Plainview, Long Island
Today, Sunday, we went to church.
Today is a family day, so if you're not family, you may want to skip straight to tomorrow's exciting photos., although you may find the technical explanations illuminating.
Mom and I, Plainview, Long Island, 12:04 PM.
We were in shade, so I set SHADE white balance. Otherwise it was too blue in Auto WB.
Since everything was light, I set +1 exposure compensation to keep it that way. As always, I looked at the LCD and tried different settings until it looked right. My WB SHIFT was at A5 (amber) as usual, which was too much. Tough, it looks fine anyway.

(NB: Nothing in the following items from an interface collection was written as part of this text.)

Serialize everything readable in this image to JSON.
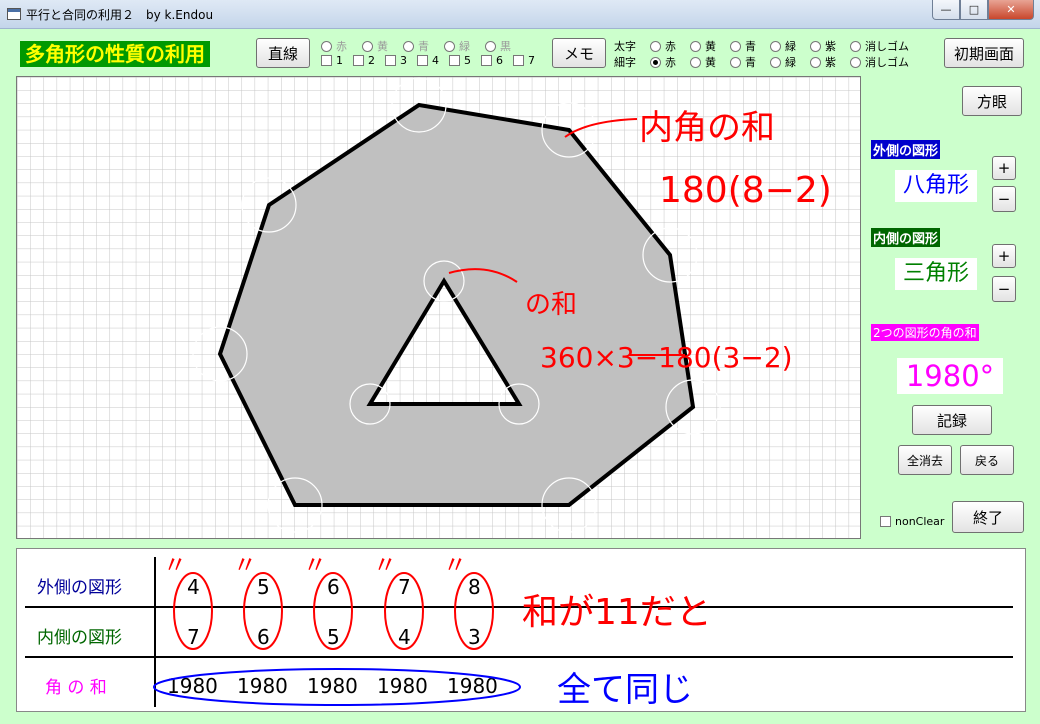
{
  "window": {
    "title": "平行と合同の利用２　by k.Endou",
    "min_glyph": "—",
    "max_glyph": "□",
    "close_glyph": "✕"
  },
  "toolbar": {
    "app_title": "多角形の性質の利用",
    "line_button": "直線",
    "memo_button": "メモ",
    "reset_button": "初期画面",
    "grid_button": "方眼",
    "line_colors": [
      "赤",
      "黄",
      "青",
      "緑",
      "黒"
    ],
    "line_checks": [
      "1",
      "2",
      "3",
      "4",
      "5",
      "6",
      "7"
    ],
    "thick_label": "太字",
    "thin_label": "細字",
    "pen_colors": [
      "赤",
      "黄",
      "青",
      "緑",
      "紫"
    ],
    "eraser": "消しゴム"
  },
  "side": {
    "outer_label": "外側の図形",
    "outer_shape": "八角形",
    "inner_label": "内側の図形",
    "inner_shape": "三角形",
    "plus": "+",
    "minus": "−",
    "sum_label": "2つの図形の角の和",
    "sum_value": "1980°",
    "record_button": "記録",
    "clear_all_button": "全消去",
    "back_button": "戻る",
    "nonclear_label": "nonClear",
    "exit_button": "終了"
  },
  "annotations": {
    "interior_sum": "内角の和",
    "formula_outer": "180(8−2)",
    "inner_sum": "の和",
    "formula_inner": "360×3−180(3−2)",
    "ditto": "〃",
    "sum_is_11": "和が11だと",
    "all_same": "全て同じ"
  },
  "table": {
    "outer_label": "外側の図形",
    "inner_label": "内側の図形",
    "sum_label": "角 の 和",
    "outer_values": [
      "4",
      "5",
      "6",
      "7",
      "8"
    ],
    "inner_values": [
      "7",
      "6",
      "5",
      "4",
      "3"
    ],
    "sum_values": [
      "1980",
      "1980",
      "1980",
      "1980",
      "1980"
    ]
  },
  "colors": {
    "background": "#ccffcc",
    "title_bg": "#009900",
    "title_fg": "#ffff00",
    "outer_label_bg": "#0000cc",
    "inner_label_bg": "#006600",
    "sum_label_bg": "#ff00ff",
    "outer_shape_fg": "#0000ff",
    "inner_shape_fg": "#008000",
    "shape_fill": "#c0c0c0",
    "annotation_red": "#ff0000",
    "annotation_blue": "#0000ff"
  }
}
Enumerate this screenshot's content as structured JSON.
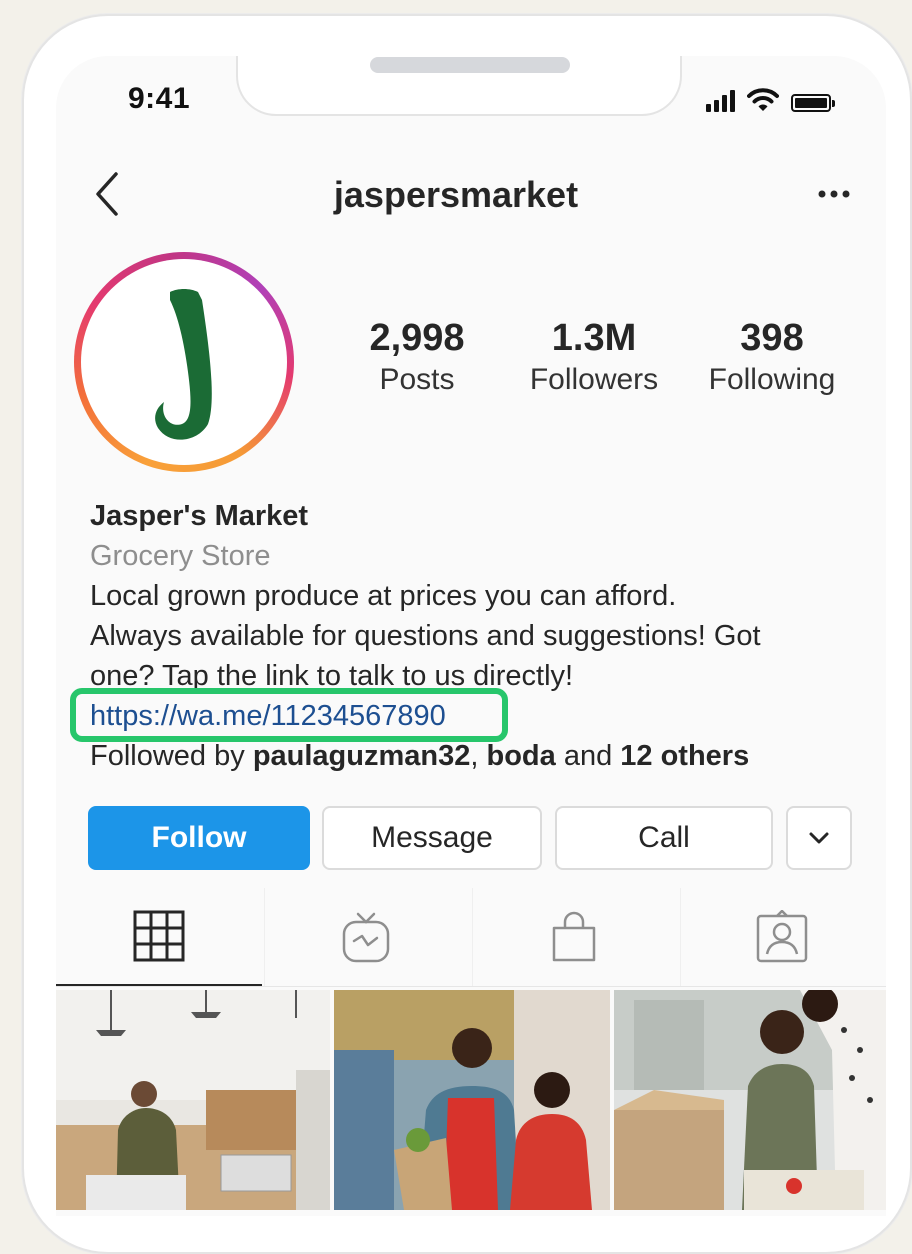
{
  "status_bar": {
    "time": "9:41"
  },
  "header": {
    "username": "jaspersmarket"
  },
  "profile": {
    "avatar_letter": "J",
    "stats": [
      {
        "value": "2,998",
        "label": "Posts"
      },
      {
        "value": "1.3M",
        "label": "Followers"
      },
      {
        "value": "398",
        "label": "Following"
      }
    ],
    "name": "Jasper's Market",
    "category": "Grocery Store",
    "bio_lines": [
      "Local grown produce at prices you can afford.",
      "Always available for questions and suggestions! Got",
      "one? Tap the link to talk to us directly!"
    ],
    "link": "https://wa.me/11234567890",
    "followed_by": {
      "prefix": "Followed by ",
      "user1": "paulaguzman32",
      "sep": ", ",
      "user2": "boda",
      "and": " and ",
      "others": "12 others"
    }
  },
  "actions": {
    "follow_label": "Follow",
    "message_label": "Message",
    "call_label": "Call"
  },
  "tabs": [
    {
      "icon": "grid-icon",
      "active": true
    },
    {
      "icon": "igtv-icon",
      "active": false
    },
    {
      "icon": "shopping-bag-icon",
      "active": false
    },
    {
      "icon": "tagged-person-icon",
      "active": false
    }
  ],
  "colors": {
    "follow_button": "#1c95e8",
    "link": "#1d4f91",
    "highlight_box": "#27c66b",
    "avatar_letter": "#1b6b35"
  }
}
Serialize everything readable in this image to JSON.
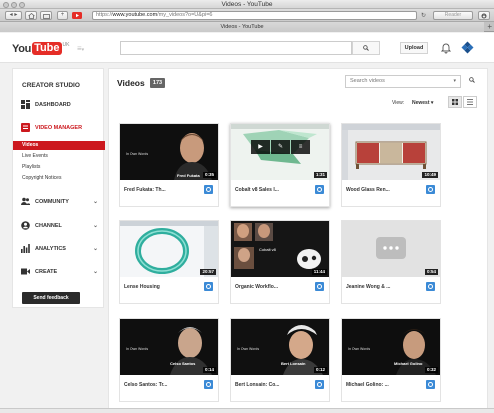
{
  "window": {
    "title": "Videos - YouTube",
    "tab_title": "Videos - YouTube"
  },
  "browser": {
    "url_scheme": "https://",
    "url_host": "www.youtube.com",
    "url_path": "/my_videos?o=U&pi=6",
    "reader_label": "Reader",
    "reload_icon": "reload-icon"
  },
  "header": {
    "logo_you": "You",
    "logo_tube": "Tube",
    "logo_region": "UK",
    "search_placeholder": "",
    "upload_label": "Upload"
  },
  "sidebar": {
    "title": "CREATOR STUDIO",
    "dashboard": "DASHBOARD",
    "video_manager": "VIDEO MANAGER",
    "sub": [
      "Videos",
      "Live Events",
      "Playlists",
      "Copyright Notices"
    ],
    "community": "COMMUNITY",
    "channel": "CHANNEL",
    "analytics": "ANALYTICS",
    "create": "CREATE",
    "feedback": "Send feedback"
  },
  "main": {
    "title": "Videos",
    "count": "173",
    "search_placeholder": "Search videos",
    "view_label": "View:",
    "sort_label": "Newest ▾"
  },
  "videos": [
    {
      "title": "Fred Fukata: Th...",
      "duration": "0:35",
      "thumb_caption": "Fred Fukata",
      "thumb_tag": "In Own Words"
    },
    {
      "title": "Cobalt v8 Sales I...",
      "duration": "1:31"
    },
    {
      "title": "Wood Glass Ren...",
      "duration": "10:49"
    },
    {
      "title": "Lense Housing",
      "duration": "20:57"
    },
    {
      "title": "Organic Workflo...",
      "duration": "11:44",
      "thumb_caption": "Cobalt v8"
    },
    {
      "title": "Jeanine Wong & ...",
      "duration": "0:54"
    },
    {
      "title": "Celso Santos: Tr...",
      "duration": "0:14",
      "thumb_caption": "Celso Santos",
      "thumb_tag": "In Own Words"
    },
    {
      "title": "Bert Lonsain: Co...",
      "duration": "0:12",
      "thumb_caption": "Bert Lonsain",
      "thumb_tag": "In Own Words"
    },
    {
      "title": "Michael Golino: ...",
      "duration": "0:32",
      "thumb_caption": "Michael Golino",
      "thumb_tag": "In Own Words"
    }
  ],
  "colors": {
    "brand_red": "#e52d27",
    "active_red": "#cc181e",
    "globe_blue": "#3b8ad6"
  }
}
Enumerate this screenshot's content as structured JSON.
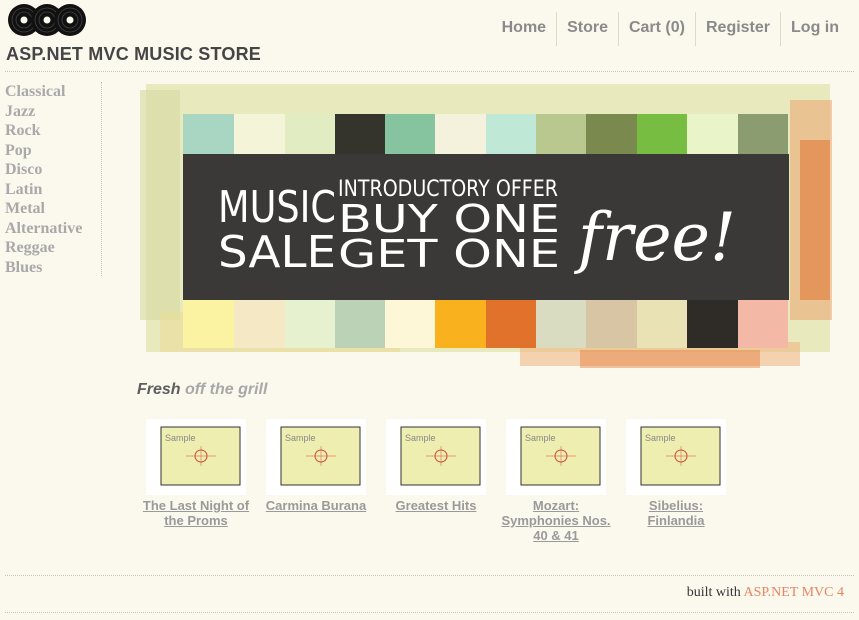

I don't have a "before" image to show you, but it was dark and blue and crummy. Resetting WB and exposure compensation it what made this photo bearable.
I'n very happy to report that Ryan's baptism photo is up on the church's wall of fame. Yay!
Brother Steve and Mom, Plainview, Long Island, 12:04 PM.
The same settings were used as we passed the camera back and forth. Mom wanted to get to lunch, so we had no time for dilly-dallying.
The key here is that I got closer than the "take-my-picture" shot above. Most photos are too far away, like the snap of my mom and I. I got closer, but not too close, since getting closer would have started to make my brother look even funnier.
If I was paying attention, we would have lost the glasses. Oh well, my wife wasn't here to point these things to to me.
I didn't bother bringing my flash to church, which might have put a little highlight in the eyes, but as-is, this is fine for a snapshot. (I've been bringing cameras to church even before I got my first SLR at age 11.)
This is still too darn orange, and if I had brought my flash, I would also have needed to remember to remove the 1/4 CTO orange gel which is usually on it. If you set your WB warm (shade), then you don't need to warm the flash.
Plainview Reformed Church, Plainview, Long Island, 12:07 PM.
Just a snap of church — except that I had to use Photoshop's Lens Distortion Filter with a vertical setting of about -14 to correct for converging lines. Before correction, it looked like this out of the camera:
Same image, as-shot.
Note how the bottoms of the buildings are fatter than the top; vertical lines do not remain parallel when a camera is pointed upwards.
ShopRite, Plainview, Long Island, 1:25 PM.
A grab shot out the back window of my brother's Subaru as we got back in our car after shopping. I set my exposure compensation to -2/3 out of habit for brightly-colored things in bright light. I also used Photoshop's Lens Distortion Filter to straighten things slightly.
Long Island, New York, 7:51 PM.
Drats, I was going to move back to NY, but someone already has my licence plate!
I snapped this at -2/3 exposure compensation because I wanted the black car to look as it does here. Otherwise I expected that the light license plate would have been too light. This is the only shot I took; experience teaches us what compensation to use before we make the shot. (Every camera has a different meter, so my experience won't match yours, but you are seeing the process.)